Frank Day works at The Fly Fishing Shop in Welches as a Guide and Fly Manager. He began fly fishing at a very early age.
Frank now lives in Government Camp, Oregon, fishing a variety of watersheds. He is most commonly found on the local waters of Mt. Hood. He specializes in trout fishing on the local streams and high mountain lakes, but is equally at home swinging a sculpin on a light spey set-up on the Deschutes.
His presentation will focus on our local Mt Hood waters. It will be a great presentation you won’t want to miss!
American Shad are called the little tarpon of the Columbia River. This silver-sided finned friend is one of the most underrated game fish of the Pacific Northwest. With returns in the millions and eager to eat a swung fly what’s not to like?
Nick’s presentation will include a brief history of this patriotic fish, explain how it got to the west coast, and go through recommended tackle, techniques, and potential spots to catch these fish. American Shad are known for putting up a fierce fight and do not give up easily. Be careful, like popcorn, these fish can be addictive and will keep you coming back for more.
Nick Wheeler has been fly fishing for Shad for over 15 years and working in the fishing industry just as long. Growing up in Northern California on the banks of the Russian River chasing Steelhead and Shad had been his favorite pastime. Living just feet away from the best Shad run on the Russian he was lucky enough to spend most days of the season on the water. Now living in Vancouver Washington and working at Royal Treatment in West Linn Oregon, he spends his time targeting as many species as possible (trout, salmon, steelhead and even carp), but every year he still devotes the entire month of June to chasing American Shad.
Rick Hafele will be CFF’s guest speaker Tuesday, April 17th.
Rick’s presentation will be on the Four Seasons of Fly Fishing. Additionally, he will bring us up to speed on the recent developments on the lower Deschutes River. It will be a great presentation you won’t want to miss!
Todd Alsbury of the Oregon Department of Fish & Wildlife will be CFF’s guest speaker Tuesday, March 20th.
Todd’s presentation will briefly cover Bull trout reintroduction, high lake trout stocking, sea lion predation, and Christmas tree placement. Then he’ll discuss the population status of fish runs in the Sandy, Clackamas, and Molalla rivers. He will also give out some secrets on how to catch more winter steelhead in local rivers.
His fly fishing pursuits have taken him to Alaska, New Zealand, British Columbia, Hawaii and beyond. He has caught a variety of fish on the fly from sharks to bullhead catfish.

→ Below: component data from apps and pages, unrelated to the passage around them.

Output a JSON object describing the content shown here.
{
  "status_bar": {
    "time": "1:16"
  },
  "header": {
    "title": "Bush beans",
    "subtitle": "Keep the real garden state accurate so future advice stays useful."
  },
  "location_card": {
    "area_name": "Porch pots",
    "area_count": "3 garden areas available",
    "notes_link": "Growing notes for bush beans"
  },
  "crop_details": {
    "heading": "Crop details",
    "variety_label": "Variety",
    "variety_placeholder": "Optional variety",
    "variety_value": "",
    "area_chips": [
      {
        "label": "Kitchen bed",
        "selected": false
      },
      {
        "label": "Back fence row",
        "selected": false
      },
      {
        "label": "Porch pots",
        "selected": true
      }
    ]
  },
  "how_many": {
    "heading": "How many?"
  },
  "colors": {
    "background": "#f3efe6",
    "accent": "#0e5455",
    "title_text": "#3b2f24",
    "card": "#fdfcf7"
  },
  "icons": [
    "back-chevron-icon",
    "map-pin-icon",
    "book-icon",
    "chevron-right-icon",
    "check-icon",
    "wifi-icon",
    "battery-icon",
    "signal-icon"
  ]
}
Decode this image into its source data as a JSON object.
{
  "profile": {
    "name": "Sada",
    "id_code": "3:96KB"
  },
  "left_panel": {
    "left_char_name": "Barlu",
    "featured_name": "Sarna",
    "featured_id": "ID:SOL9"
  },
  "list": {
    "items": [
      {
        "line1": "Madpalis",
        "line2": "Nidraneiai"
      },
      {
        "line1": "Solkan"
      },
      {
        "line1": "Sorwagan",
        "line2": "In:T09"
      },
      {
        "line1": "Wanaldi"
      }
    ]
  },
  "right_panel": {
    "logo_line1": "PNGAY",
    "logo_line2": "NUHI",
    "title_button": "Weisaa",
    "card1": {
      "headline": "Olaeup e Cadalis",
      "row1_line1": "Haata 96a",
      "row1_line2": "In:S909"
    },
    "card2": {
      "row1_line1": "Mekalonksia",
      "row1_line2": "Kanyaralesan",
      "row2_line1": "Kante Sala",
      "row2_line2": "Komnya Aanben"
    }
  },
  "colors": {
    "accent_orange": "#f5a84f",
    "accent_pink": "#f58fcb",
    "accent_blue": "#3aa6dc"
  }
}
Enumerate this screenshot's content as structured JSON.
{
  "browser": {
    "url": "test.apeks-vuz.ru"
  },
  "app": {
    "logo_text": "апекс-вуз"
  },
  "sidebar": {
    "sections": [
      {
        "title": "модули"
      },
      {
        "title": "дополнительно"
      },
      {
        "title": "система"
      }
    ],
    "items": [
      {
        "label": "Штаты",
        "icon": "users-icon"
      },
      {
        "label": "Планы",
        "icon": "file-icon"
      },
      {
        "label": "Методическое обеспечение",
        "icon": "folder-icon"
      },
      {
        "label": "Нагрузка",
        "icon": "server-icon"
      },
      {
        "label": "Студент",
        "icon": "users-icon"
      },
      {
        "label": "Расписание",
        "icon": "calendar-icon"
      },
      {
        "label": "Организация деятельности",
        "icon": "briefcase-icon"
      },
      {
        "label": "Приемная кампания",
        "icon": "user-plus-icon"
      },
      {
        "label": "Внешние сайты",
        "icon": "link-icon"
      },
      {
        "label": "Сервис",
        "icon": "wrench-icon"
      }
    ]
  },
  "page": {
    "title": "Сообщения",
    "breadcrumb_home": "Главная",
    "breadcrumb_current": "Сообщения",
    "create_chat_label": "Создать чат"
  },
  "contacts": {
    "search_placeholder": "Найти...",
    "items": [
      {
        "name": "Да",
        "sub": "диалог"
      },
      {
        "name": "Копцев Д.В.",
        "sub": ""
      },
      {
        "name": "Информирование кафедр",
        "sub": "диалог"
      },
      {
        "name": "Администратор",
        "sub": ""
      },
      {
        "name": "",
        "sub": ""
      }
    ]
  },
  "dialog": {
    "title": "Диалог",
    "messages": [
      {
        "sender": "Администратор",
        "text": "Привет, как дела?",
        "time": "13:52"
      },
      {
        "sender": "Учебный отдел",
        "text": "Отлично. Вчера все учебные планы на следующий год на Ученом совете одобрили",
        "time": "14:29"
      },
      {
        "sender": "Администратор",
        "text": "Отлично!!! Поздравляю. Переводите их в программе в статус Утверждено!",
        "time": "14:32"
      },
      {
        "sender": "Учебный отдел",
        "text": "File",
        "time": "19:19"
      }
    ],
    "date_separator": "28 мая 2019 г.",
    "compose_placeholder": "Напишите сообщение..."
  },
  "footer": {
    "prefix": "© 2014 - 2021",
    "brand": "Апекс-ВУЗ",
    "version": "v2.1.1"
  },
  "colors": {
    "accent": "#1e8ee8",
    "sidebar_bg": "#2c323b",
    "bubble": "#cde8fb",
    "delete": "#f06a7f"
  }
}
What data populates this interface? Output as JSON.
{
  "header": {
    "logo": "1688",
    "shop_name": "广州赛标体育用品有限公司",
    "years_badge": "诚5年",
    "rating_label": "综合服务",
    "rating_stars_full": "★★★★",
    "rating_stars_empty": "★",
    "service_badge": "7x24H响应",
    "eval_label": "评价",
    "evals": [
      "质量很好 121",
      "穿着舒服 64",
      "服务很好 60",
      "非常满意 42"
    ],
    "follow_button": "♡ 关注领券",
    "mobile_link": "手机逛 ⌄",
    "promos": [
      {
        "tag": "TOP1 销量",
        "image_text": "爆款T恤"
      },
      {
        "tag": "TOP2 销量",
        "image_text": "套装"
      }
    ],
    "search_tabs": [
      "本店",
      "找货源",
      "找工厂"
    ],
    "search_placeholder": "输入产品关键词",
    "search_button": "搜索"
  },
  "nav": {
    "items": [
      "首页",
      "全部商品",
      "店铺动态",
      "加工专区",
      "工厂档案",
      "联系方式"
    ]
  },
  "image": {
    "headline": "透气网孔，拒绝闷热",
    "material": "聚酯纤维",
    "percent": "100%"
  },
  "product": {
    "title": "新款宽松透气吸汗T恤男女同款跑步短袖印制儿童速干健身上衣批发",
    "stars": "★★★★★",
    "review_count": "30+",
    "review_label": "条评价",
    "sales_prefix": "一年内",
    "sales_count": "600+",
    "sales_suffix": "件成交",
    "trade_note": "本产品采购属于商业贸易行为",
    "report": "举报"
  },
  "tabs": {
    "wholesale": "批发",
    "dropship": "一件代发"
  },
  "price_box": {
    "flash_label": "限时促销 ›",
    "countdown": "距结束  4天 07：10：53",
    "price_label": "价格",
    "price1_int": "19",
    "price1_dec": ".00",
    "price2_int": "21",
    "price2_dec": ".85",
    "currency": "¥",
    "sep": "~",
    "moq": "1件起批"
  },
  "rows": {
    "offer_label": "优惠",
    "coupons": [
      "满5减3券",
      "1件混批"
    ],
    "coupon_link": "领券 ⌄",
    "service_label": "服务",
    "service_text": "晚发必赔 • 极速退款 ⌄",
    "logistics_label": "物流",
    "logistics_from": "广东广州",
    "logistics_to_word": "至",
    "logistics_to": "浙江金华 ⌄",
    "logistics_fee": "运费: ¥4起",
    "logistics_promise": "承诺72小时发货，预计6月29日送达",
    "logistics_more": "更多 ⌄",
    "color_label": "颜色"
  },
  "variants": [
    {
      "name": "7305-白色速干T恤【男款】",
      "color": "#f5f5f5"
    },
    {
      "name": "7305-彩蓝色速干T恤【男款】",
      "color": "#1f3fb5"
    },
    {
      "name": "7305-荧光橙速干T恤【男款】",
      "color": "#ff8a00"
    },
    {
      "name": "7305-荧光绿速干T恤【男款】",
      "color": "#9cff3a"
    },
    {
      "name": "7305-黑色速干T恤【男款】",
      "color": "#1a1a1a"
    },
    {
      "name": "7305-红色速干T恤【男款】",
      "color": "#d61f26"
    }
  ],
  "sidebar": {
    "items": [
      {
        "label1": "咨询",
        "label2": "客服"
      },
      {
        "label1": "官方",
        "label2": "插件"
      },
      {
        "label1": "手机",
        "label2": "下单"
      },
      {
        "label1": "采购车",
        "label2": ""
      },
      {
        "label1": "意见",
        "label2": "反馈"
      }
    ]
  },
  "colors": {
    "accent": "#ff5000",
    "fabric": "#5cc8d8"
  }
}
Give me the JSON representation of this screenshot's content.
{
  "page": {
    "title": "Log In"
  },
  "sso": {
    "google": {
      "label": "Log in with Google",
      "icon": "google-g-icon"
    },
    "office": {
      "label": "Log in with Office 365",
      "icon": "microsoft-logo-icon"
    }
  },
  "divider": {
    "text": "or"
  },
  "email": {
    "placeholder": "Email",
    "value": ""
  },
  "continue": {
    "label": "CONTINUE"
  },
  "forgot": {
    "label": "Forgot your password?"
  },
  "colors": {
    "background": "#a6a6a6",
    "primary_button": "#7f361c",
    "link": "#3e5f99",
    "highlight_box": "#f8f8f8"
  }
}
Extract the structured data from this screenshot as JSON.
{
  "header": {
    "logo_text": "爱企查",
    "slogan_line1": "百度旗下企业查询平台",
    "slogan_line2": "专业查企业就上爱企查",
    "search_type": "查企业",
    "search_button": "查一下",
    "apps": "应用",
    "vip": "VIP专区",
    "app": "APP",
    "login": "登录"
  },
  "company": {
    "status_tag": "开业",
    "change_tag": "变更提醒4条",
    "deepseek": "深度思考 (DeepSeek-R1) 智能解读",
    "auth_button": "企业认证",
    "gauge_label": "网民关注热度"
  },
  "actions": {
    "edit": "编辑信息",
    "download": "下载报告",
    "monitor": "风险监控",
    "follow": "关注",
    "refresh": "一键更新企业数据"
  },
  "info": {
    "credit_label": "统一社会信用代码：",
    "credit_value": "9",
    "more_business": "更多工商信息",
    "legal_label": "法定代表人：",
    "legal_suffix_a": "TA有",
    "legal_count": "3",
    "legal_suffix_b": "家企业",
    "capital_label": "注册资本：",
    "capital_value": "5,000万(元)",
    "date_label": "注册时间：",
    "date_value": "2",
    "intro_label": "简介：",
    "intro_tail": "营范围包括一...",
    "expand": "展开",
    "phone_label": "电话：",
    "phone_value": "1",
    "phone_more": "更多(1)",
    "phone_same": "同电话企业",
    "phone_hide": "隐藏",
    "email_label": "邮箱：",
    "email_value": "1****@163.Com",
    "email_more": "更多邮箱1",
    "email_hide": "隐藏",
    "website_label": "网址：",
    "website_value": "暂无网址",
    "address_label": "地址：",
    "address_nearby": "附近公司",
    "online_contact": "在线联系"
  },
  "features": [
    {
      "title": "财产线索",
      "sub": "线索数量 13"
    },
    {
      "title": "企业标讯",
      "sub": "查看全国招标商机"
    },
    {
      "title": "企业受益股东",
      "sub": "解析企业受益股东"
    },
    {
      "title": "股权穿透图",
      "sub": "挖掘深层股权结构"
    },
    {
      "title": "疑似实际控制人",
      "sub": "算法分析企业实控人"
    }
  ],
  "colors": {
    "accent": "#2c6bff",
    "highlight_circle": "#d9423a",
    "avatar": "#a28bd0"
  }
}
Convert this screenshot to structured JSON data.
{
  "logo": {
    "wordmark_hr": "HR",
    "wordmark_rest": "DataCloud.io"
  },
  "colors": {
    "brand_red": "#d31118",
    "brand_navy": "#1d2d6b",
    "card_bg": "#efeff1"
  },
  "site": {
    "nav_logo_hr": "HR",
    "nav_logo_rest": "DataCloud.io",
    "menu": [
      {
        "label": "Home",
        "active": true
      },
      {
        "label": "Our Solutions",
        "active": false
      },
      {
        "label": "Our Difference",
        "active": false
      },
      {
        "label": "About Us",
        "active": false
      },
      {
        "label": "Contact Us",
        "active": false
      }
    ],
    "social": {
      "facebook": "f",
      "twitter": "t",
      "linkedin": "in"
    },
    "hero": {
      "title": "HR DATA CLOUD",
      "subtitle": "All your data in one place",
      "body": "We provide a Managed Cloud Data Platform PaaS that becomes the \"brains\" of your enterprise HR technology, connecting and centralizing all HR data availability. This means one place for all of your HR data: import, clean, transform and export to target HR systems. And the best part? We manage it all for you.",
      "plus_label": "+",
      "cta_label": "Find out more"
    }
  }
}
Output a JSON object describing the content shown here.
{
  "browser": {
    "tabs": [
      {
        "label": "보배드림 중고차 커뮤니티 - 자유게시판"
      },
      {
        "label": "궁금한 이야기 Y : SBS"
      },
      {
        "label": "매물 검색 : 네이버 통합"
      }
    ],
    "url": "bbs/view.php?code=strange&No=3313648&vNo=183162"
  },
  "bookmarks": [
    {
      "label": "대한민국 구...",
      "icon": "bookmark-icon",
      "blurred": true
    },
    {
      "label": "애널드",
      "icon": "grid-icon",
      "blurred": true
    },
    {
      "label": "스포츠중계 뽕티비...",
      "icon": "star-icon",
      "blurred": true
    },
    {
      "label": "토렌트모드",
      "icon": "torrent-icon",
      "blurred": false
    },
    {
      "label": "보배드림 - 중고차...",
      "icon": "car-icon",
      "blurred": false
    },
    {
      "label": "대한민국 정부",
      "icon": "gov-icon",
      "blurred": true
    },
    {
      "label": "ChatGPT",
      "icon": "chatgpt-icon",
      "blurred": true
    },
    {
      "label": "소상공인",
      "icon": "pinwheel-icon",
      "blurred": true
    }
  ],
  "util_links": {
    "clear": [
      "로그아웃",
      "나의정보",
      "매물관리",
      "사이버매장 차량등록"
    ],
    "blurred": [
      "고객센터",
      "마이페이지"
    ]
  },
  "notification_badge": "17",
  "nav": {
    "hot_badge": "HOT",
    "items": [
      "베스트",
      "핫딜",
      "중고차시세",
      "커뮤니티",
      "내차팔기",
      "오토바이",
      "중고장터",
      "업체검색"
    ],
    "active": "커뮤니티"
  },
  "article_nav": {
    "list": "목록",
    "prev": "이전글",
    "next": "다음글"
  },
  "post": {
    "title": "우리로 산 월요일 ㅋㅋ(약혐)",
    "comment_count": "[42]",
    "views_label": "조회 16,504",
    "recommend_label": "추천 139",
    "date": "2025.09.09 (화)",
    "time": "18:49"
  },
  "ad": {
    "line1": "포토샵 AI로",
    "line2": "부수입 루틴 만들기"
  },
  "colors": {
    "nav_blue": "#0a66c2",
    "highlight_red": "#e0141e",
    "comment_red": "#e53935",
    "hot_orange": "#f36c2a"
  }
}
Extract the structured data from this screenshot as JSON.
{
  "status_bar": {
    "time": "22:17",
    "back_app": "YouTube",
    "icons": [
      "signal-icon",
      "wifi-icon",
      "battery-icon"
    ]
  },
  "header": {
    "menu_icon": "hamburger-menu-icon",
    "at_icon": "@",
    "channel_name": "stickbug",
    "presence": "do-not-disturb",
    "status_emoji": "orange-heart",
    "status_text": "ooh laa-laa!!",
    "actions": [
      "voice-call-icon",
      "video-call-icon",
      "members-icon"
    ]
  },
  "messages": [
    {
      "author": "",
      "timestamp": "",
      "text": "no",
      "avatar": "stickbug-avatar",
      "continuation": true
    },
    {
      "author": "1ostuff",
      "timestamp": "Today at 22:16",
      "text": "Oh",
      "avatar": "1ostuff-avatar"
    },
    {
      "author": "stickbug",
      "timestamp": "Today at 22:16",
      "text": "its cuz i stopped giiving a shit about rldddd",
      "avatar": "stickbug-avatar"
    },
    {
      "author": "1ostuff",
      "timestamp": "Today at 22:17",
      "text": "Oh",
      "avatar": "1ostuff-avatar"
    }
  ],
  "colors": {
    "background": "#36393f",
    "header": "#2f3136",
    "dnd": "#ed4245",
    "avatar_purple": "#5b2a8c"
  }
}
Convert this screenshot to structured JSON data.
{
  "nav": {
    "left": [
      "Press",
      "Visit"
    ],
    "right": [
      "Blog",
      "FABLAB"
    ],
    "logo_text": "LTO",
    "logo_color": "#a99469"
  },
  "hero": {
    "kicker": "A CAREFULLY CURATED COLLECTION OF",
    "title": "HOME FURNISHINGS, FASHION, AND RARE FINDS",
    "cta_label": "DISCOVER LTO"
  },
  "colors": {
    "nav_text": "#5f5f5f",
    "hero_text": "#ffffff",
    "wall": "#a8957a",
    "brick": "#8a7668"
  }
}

Kayak fishing is one of the fastest growing sports and fly fishing from a kayak continues to follow along with that popularity. Kayaks represent a new element of fly fishing that has as many opportunities as there is water to fish.
Michole has caught steelhead, sturgeon, trout, bass and panfish from the kayak. His presentation on Kayak Fly fishing will both entertain and inform!
Dave Kilhefner will be the CFF’s guest speaker Tuesday, May 16th. Dave will present “Fly Fishing Hacks—Small Shortcuts to Big Success.”
We are also having a small Fly Tying Materials Swap so don’t forget to bring your surplus materials and equipment. We will have some tables set up to display everybody’s goods starting at 6:00 pm. Please clearly mark your materials with your name and what your intention is for your materials (swap, sell, give away, etc.). We will try to have all of the swapping, selling, and donating completed in time for the meeting’s starting time of 7:00 pm.
We will also have another chance to sign up for our Fly Fishing Challenge. 25 members have already done so – some have already recorded their first catch from April’s fish-along at Rainier Lakes. Most streams open May 22nd. It’s free, easy and rewarding (patch and certificate). Start the season off by embracing the Challenge.
It will be a great meeting you won’t want to miss!
Since the 2010 implementation of the Selective Water Withdrawal (SWW) Tower in Lake Billy Chinook and new water management at the Pelton-Round Butte dam complex, river users have observed extensive environmental changes in the lower Deschutes River. The DRA formed in 2013 to investigate those changes. Thus far, the DRA has documented many ADVERSE ENVIRONMENTAL IMPACTS in the lower Deschutes River related to warm water discharge temperatures, shifts in hatch timing and declines in aquatic insect populations, and the rampant proliferation of nuisance algae throughout the river.
When water chemistry, algae production, and macroinvertebrate populations change rapidly in a river system there is cause for alarm.
Jonah and Greg’s presentation will provide an overview of the conservation issues in the lower Deschutes River, then focus on the DRA’s most recent monitoring research findings, followed by a discussion of current advocacy work and where the DRA’s efforts are headed in 2017.